WHAT YOU WILL DO:
Determine how many lines below include the string "placeholder". Reply with the number only.

-- MATERIAL TO PROCESS follows --

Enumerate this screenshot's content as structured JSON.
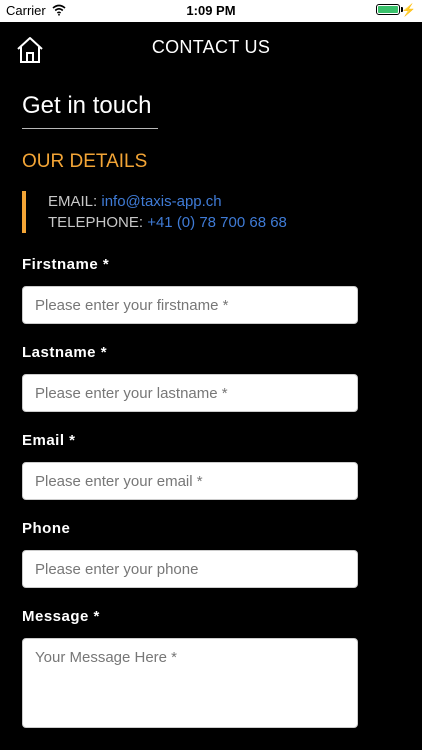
{
  "status_bar": {
    "carrier": "Carrier",
    "time": "1:09 PM",
    "battery_level": 1.0,
    "battery_color": "#39c16b"
  },
  "header": {
    "title": "CONTACT US",
    "home_icon": "home-icon"
  },
  "main": {
    "heading": "Get in touch",
    "details_heading": "OUR DETAILS",
    "accent_color": "#f3a536",
    "link_color": "#3f7bd6",
    "email_label": "EMAIL:",
    "email_value": "info@taxis-app.ch",
    "phone_label": "TELEPHONE:",
    "phone_value": "+41 (0) 78 700 68 68"
  },
  "form": {
    "firstname": {
      "label": "Firstname *",
      "placeholder": "Please enter your firstname *",
      "value": ""
    },
    "lastname": {
      "label": "Lastname *",
      "placeholder": "Please enter your lastname *",
      "value": ""
    },
    "email": {
      "label": "Email *",
      "placeholder": "Please enter your email *",
      "value": ""
    },
    "phone": {
      "label": "Phone",
      "placeholder": "Please enter your phone",
      "value": ""
    },
    "message": {
      "label": "Message *",
      "placeholder": "Your Message Here *",
      "value": ""
    }
  }
}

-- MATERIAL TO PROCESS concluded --

SOLUTION TO THIS TASK:
5